The voting Sunday morning appeared quite active not only in Simferopol, the regional capital, and Sevastopol, where Russia has long leased facilities to base its Black Sea fleet, but in rural areas as well.

A majority of residents in the region, which was part of Russia until 1954, speak Russian and are expected to support the move toward eventual annexation by  Russia, one of the two options on the ballot. The other option would call for staying part of Ukraine but with expanded autonomy.

Russian songs blasted over loudspeakers placed at the entrance of a polling station in a small town of Perevalne, about 16 miles south of Simferopol, as  voters carrying umbrellas against a sudden wet snowstorm arrived to cast their ballots.

Some voters saw the referendum as a chance to reverse Crimea's inclusion in  Ukraine, which gained its independence with the collapse of the Soviet Union in 1991.

"I have been looking forward to this moment for the last 23 years and now my dream is finally coming true," Yelena Gavysheva, a 59-year-old pensioner told The Times. "Now we will reunite with our real motherland and our salaries and pensions will grow among other things."

"I am sick and tired of the constant government changes in Kiev and I don't want the political violence to come here," said Natalia Lapyrina, 30, a primary school psychologist. "Russia will certainly protect us from fascist radicals coming here from [Ukraine's] west."

Moscow cited political turmoil in Kiev, the Ukrainian capital, as justification for largely seizing control of the peninsula.
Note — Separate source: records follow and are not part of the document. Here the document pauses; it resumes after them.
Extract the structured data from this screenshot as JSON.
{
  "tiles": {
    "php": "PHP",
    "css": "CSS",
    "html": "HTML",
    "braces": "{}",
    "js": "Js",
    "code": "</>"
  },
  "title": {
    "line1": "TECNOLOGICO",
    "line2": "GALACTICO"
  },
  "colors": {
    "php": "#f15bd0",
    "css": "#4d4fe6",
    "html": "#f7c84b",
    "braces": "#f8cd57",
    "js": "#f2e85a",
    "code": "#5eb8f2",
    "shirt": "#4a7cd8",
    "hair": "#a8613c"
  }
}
Ukraine's pro-Russia president, Viktor Yanukovich, fled the country last month after three months of protests against his government, and Russia has insisted that the country's new rulers are not legitimate.

Some of Crimea's residents oppose what has been widely seen as the inevitable result of the referendum, and many of them boycotted the balloting.
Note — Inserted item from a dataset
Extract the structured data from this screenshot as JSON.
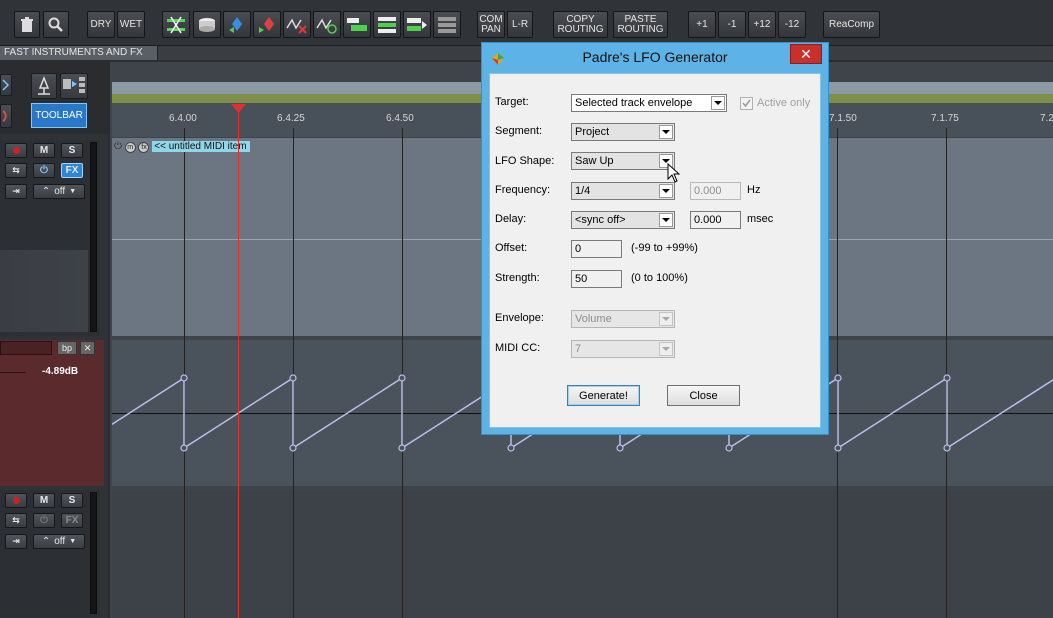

Crimean Tatars, who still remember their forceful deportation and exile by Josef Stalin in 1944, mostly stayed home.

"We have all agreed to boycott the referendum as we want to go on living in Ukraine, where human rights and freedoms are much more respected than in Russia," Memet Eminov, a 46-year-old ethnic Crimean Tatar and a bus driver, told The Times in his home in Perevalne. "We realize that most likely Russia will grab Crimea now and we can only pray that there's no war."

Not far from his home and about 300 yards from the polling station, Russian armored vehicles and soldiers wearing masks and holding guns were still surrounding a Ukraine army unit which continued to reject Russian demands to surrender weapons and leave the unit's territory.


The Russian military, it appeared, had other plans than to pack and go home after the referendum, a Russian soldier who gave his name only as Sergei implied.

"This is not the end," he said. "What about [Ukraine eastern regional centers] Kharkiv, Donetsk, and what about Kiev? We can't leave them to fascists."

Sergei explained that he and his comrades were wearing white bands on their arms after receiving a warning that Ukrainian troops might dress in the same uniforms and attack their positions.

In the meantime, on the Black Sea coast near the resort city of Feodosia, Russian soldiers besieging a Ukraine marine base were observed setting up about 40 anti-tank mines around the perimeter of the unit, said Alexei Mazepa, Ukraine Defense Ministry's spokesman.

"As of Monday when they announce the results of the referendum, Crimea's new authorities and the Russian military will consider our army and navy units they are blocking now an alien armed contingent and may step up their pressure all the way up to direct armed attacks," Mazepa said.

Ukraine acting President Olexandr Turchinov called Crimean referendum "a provocation by the Kremlin" which violates Ukraine's Constitution.

"It false from beginning to end and its results will not reflect the real moods in the autonomy," Turchinov said in a statement posted on the president's official website Sunday. "We must understand that its results have already been painted in the Kremlin, which at least needs some grounds to official deploy troops in our lands and begin a war which will destroy human fates and the economic prospects of Crimea."